* **WHAT IS BEING ASKED**:
Determine how many lines in the listing below contain "Part", then give only that number.

* **DATASET RECORDS**:

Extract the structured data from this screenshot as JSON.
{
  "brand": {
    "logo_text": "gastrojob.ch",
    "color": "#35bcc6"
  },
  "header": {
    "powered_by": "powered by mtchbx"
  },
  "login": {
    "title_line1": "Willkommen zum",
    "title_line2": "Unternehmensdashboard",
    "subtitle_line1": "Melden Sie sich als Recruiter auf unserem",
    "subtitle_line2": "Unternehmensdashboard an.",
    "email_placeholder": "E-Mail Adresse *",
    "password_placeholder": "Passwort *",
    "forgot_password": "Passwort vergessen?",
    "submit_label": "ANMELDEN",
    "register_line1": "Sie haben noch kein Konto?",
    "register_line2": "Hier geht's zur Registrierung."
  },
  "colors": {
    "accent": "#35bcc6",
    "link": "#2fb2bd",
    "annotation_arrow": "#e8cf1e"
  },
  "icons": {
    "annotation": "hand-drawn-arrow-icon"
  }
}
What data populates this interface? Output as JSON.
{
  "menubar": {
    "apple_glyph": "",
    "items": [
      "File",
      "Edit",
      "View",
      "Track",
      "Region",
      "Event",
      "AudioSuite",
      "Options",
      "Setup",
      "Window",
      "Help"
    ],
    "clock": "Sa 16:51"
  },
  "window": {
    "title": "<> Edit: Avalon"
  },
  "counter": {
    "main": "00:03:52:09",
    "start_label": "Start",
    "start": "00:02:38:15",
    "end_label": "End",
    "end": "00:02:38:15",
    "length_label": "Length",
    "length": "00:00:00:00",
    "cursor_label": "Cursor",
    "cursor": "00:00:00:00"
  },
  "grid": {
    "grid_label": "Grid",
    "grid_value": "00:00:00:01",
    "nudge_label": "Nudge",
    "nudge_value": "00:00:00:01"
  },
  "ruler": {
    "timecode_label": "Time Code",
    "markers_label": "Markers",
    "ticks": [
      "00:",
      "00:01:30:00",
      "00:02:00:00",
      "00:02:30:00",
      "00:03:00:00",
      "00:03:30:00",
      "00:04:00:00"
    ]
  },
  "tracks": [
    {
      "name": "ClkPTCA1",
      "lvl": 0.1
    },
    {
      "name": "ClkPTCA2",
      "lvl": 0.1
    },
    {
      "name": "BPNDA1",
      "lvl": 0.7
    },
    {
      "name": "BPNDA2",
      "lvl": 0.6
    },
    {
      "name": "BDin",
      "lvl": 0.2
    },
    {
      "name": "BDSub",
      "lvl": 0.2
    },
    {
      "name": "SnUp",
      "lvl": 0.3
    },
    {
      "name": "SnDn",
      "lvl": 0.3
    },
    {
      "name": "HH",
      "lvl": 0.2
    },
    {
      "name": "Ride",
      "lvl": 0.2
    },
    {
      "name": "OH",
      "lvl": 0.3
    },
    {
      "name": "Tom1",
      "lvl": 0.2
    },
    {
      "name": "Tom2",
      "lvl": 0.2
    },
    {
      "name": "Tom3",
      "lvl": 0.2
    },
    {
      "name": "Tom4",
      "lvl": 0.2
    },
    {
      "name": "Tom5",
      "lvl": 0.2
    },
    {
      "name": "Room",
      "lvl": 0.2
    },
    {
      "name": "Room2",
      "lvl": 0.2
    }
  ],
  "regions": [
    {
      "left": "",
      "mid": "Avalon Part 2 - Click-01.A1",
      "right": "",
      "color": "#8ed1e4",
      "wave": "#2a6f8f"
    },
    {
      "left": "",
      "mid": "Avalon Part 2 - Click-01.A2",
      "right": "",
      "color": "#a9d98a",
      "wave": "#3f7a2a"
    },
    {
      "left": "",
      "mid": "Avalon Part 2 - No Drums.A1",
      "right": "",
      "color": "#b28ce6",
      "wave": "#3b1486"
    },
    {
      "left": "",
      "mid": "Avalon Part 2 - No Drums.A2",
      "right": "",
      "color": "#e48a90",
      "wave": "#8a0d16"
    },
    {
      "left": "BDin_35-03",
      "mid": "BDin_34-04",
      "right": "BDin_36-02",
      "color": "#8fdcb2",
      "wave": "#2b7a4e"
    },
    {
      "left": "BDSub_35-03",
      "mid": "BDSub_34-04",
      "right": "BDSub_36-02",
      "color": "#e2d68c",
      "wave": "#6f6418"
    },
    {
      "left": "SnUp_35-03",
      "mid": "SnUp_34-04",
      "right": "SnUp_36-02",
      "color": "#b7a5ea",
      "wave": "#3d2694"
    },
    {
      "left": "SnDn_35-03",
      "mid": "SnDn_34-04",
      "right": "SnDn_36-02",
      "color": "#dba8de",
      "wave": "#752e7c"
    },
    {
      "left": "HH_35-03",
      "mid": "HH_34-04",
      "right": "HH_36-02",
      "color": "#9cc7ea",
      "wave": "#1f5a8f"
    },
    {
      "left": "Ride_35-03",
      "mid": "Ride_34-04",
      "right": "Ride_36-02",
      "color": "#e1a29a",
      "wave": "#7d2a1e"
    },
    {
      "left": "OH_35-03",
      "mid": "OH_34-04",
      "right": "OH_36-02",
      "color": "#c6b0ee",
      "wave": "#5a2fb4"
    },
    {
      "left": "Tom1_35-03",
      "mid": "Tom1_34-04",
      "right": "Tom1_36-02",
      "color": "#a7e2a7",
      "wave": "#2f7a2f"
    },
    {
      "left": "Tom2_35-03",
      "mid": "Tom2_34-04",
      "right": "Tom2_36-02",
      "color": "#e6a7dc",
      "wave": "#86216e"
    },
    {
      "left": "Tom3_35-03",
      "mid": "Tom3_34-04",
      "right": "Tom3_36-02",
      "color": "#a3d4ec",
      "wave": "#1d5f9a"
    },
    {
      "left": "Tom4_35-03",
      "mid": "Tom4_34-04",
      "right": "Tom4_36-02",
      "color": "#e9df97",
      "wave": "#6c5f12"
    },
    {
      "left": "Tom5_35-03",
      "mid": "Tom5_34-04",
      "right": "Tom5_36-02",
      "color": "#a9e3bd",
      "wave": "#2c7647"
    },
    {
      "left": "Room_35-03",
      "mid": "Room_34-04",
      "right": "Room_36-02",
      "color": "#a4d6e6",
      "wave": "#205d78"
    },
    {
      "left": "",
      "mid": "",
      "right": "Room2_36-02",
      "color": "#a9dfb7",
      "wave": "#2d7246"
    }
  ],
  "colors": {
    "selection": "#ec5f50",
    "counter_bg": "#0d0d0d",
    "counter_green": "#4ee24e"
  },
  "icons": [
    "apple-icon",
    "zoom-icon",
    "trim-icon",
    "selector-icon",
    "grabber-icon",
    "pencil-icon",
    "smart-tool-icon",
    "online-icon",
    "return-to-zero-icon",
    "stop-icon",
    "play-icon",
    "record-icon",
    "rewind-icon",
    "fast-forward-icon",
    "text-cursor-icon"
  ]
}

* **WRITTEN RESPONSE**:
4